When Amartya met Paulo: Social Work, Human Capabilities and Critical Pedagogy
Dr Gurnam Singh an Associate Professor of Social Work and Post Graduate Research Degrees Lead at Coventry University. He is also Visiting Professor of Social Work at the University of Chester and Visiting Fellow in Race and Education at the University of Arts, London. Before entering academia, he worked as a professional Social Worker in Bradford. Dr Singh completed his PhD from the University of Warwick in 2004; his thesis looked at the development of anti-racist social work in the UK. In 2009 he was awarded a prestigious National Teaching Fellowship by the Higher Education Academy for his work on inclusion in Higher Education and more recently became a Fellow of the Royal Society of Arts (RSA).
He has an extensive international research profile and has published widely on themes related to social justice and anti-oppression within the fields of social work and higher education. Along with his academic work, Dr Singh, is involved in community activism and has an extensive media profile particularly within community TV broadcasting.
The term human capability is closely related to a much wider scholarship within human and international development and the ‘basics needs’ approach.
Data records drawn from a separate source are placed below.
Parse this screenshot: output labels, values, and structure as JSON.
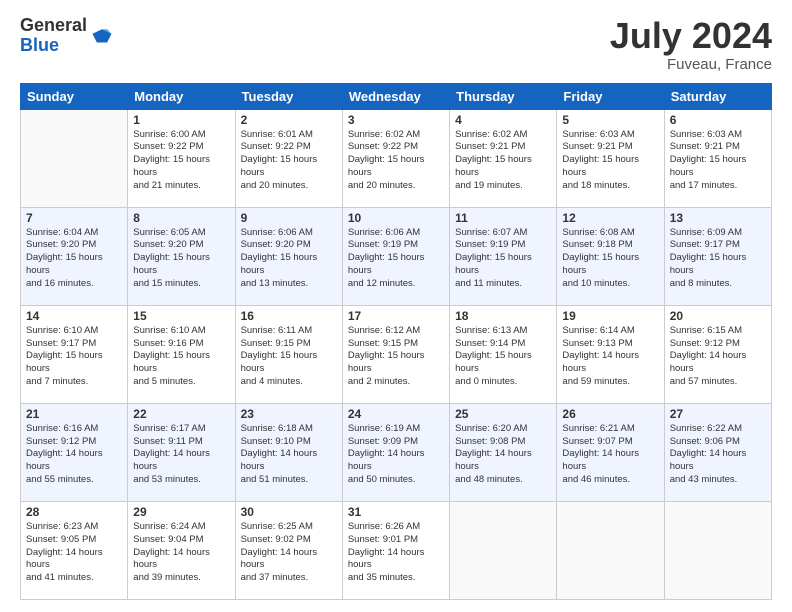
{
  "logo": {
    "general": "General",
    "blue": "Blue"
  },
  "title": {
    "month_year": "July 2024",
    "location": "Fuveau, France"
  },
  "headers": [
    "Sunday",
    "Monday",
    "Tuesday",
    "Wednesday",
    "Thursday",
    "Friday",
    "Saturday"
  ],
  "weeks": [
    [
      {
        "day": "",
        "sunrise": "",
        "sunset": "",
        "daylight": ""
      },
      {
        "day": "1",
        "sunrise": "Sunrise: 6:00 AM",
        "sunset": "Sunset: 9:22 PM",
        "daylight": "Daylight: 15 hours and 21 minutes."
      },
      {
        "day": "2",
        "sunrise": "Sunrise: 6:01 AM",
        "sunset": "Sunset: 9:22 PM",
        "daylight": "Daylight: 15 hours and 20 minutes."
      },
      {
        "day": "3",
        "sunrise": "Sunrise: 6:02 AM",
        "sunset": "Sunset: 9:22 PM",
        "daylight": "Daylight: 15 hours and 20 minutes."
      },
      {
        "day": "4",
        "sunrise": "Sunrise: 6:02 AM",
        "sunset": "Sunset: 9:21 PM",
        "daylight": "Daylight: 15 hours and 19 minutes."
      },
      {
        "day": "5",
        "sunrise": "Sunrise: 6:03 AM",
        "sunset": "Sunset: 9:21 PM",
        "daylight": "Daylight: 15 hours and 18 minutes."
      },
      {
        "day": "6",
        "sunrise": "Sunrise: 6:03 AM",
        "sunset": "Sunset: 9:21 PM",
        "daylight": "Daylight: 15 hours and 17 minutes."
      }
    ],
    [
      {
        "day": "7",
        "sunrise": "Sunrise: 6:04 AM",
        "sunset": "Sunset: 9:20 PM",
        "daylight": "Daylight: 15 hours and 16 minutes."
      },
      {
        "day": "8",
        "sunrise": "Sunrise: 6:05 AM",
        "sunset": "Sunset: 9:20 PM",
        "daylight": "Daylight: 15 hours and 15 minutes."
      },
      {
        "day": "9",
        "sunrise": "Sunrise: 6:06 AM",
        "sunset": "Sunset: 9:20 PM",
        "daylight": "Daylight: 15 hours and 13 minutes."
      },
      {
        "day": "10",
        "sunrise": "Sunrise: 6:06 AM",
        "sunset": "Sunset: 9:19 PM",
        "daylight": "Daylight: 15 hours and 12 minutes."
      },
      {
        "day": "11",
        "sunrise": "Sunrise: 6:07 AM",
        "sunset": "Sunset: 9:19 PM",
        "daylight": "Daylight: 15 hours and 11 minutes."
      },
      {
        "day": "12",
        "sunrise": "Sunrise: 6:08 AM",
        "sunset": "Sunset: 9:18 PM",
        "daylight": "Daylight: 15 hours and 10 minutes."
      },
      {
        "day": "13",
        "sunrise": "Sunrise: 6:09 AM",
        "sunset": "Sunset: 9:17 PM",
        "daylight": "Daylight: 15 hours and 8 minutes."
      }
    ],
    [
      {
        "day": "14",
        "sunrise": "Sunrise: 6:10 AM",
        "sunset": "Sunset: 9:17 PM",
        "daylight": "Daylight: 15 hours and 7 minutes."
      },
      {
        "day": "15",
        "sunrise": "Sunrise: 6:10 AM",
        "sunset": "Sunset: 9:16 PM",
        "daylight": "Daylight: 15 hours and 5 minutes."
      },
      {
        "day": "16",
        "sunrise": "Sunrise: 6:11 AM",
        "sunset": "Sunset: 9:15 PM",
        "daylight": "Daylight: 15 hours and 4 minutes."
      },
      {
        "day": "17",
        "sunrise": "Sunrise: 6:12 AM",
        "sunset": "Sunset: 9:15 PM",
        "daylight": "Daylight: 15 hours and 2 minutes."
      },
      {
        "day": "18",
        "sunrise": "Sunrise: 6:13 AM",
        "sunset": "Sunset: 9:14 PM",
        "daylight": "Daylight: 15 hours and 0 minutes."
      },
      {
        "day": "19",
        "sunrise": "Sunrise: 6:14 AM",
        "sunset": "Sunset: 9:13 PM",
        "daylight": "Daylight: 14 hours and 59 minutes."
      },
      {
        "day": "20",
        "sunrise": "Sunrise: 6:15 AM",
        "sunset": "Sunset: 9:12 PM",
        "daylight": "Daylight: 14 hours and 57 minutes."
      }
    ],
    [
      {
        "day": "21",
        "sunrise": "Sunrise: 6:16 AM",
        "sunset": "Sunset: 9:12 PM",
        "daylight": "Daylight: 14 hours and 55 minutes."
      },
      {
        "day": "22",
        "sunrise": "Sunrise: 6:17 AM",
        "sunset": "Sunset: 9:11 PM",
        "daylight": "Daylight: 14 hours and 53 minutes."
      },
      {
        "day": "23",
        "sunrise": "Sunrise: 6:18 AM",
        "sunset": "Sunset: 9:10 PM",
        "daylight": "Daylight: 14 hours and 51 minutes."
      },
      {
        "day": "24",
        "sunrise": "Sunrise: 6:19 AM",
        "sunset": "Sunset: 9:09 PM",
        "daylight": "Daylight: 14 hours and 50 minutes."
      },
      {
        "day": "25",
        "sunrise": "Sunrise: 6:20 AM",
        "sunset": "Sunset: 9:08 PM",
        "daylight": "Daylight: 14 hours and 48 minutes."
      },
      {
        "day": "26",
        "sunrise": "Sunrise: 6:21 AM",
        "sunset": "Sunset: 9:07 PM",
        "daylight": "Daylight: 14 hours and 46 minutes."
      },
      {
        "day": "27",
        "sunrise": "Sunrise: 6:22 AM",
        "sunset": "Sunset: 9:06 PM",
        "daylight": "Daylight: 14 hours and 43 minutes."
      }
    ],
    [
      {
        "day": "28",
        "sunrise": "Sunrise: 6:23 AM",
        "sunset": "Sunset: 9:05 PM",
        "daylight": "Daylight: 14 hours and 41 minutes."
      },
      {
        "day": "29",
        "sunrise": "Sunrise: 6:24 AM",
        "sunset": "Sunset: 9:04 PM",
        "daylight": "Daylight: 14 hours and 39 minutes."
      },
      {
        "day": "30",
        "sunrise": "Sunrise: 6:25 AM",
        "sunset": "Sunset: 9:02 PM",
        "daylight": "Daylight: 14 hours and 37 minutes."
      },
      {
        "day": "31",
        "sunrise": "Sunrise: 6:26 AM",
        "sunset": "Sunset: 9:01 PM",
        "daylight": "Daylight: 14 hours and 35 minutes."
      },
      {
        "day": "",
        "sunrise": "",
        "sunset": "",
        "daylight": ""
      },
      {
        "day": "",
        "sunrise": "",
        "sunset": "",
        "daylight": ""
      },
      {
        "day": "",
        "sunrise": "",
        "sunset": "",
        "daylight": ""
      }
    ]
  ]
}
An important underpinning aspect of this approaches is the growing influence of human rights and social justice that emerged from the mid part of the 20th century in what could be characterized as the post-colonial era. This period represents the emergence of a wide range of social movements that sought to establish a critical break from the past characterised by spurious associations between human biological differences and human functioning and abilities. These developments have been instrumental in shaping to contemporary landscape of international social work as well as other fields of development in terms of the duty to promote liberation and human rights. However, much of the social work literature foregrounds psychosocial models of human functioning that tend to locate the problem with the individual. This presentation seeks to offer a radically different model of social work based on combining the ‘human capabilities’ approach developed by Amartya Sen with ideas from ‘critical pedagogy’ and the work of Paulo Freire. Specifically, the presentation looks at how Sen and Freire deploy the concepts of ‘freedom’ and ‘development’ and how these can be unified into developing dynamic and holistic approaches to social work but also more broadly to other spheres of practice, concerned with human liberation and empowerment.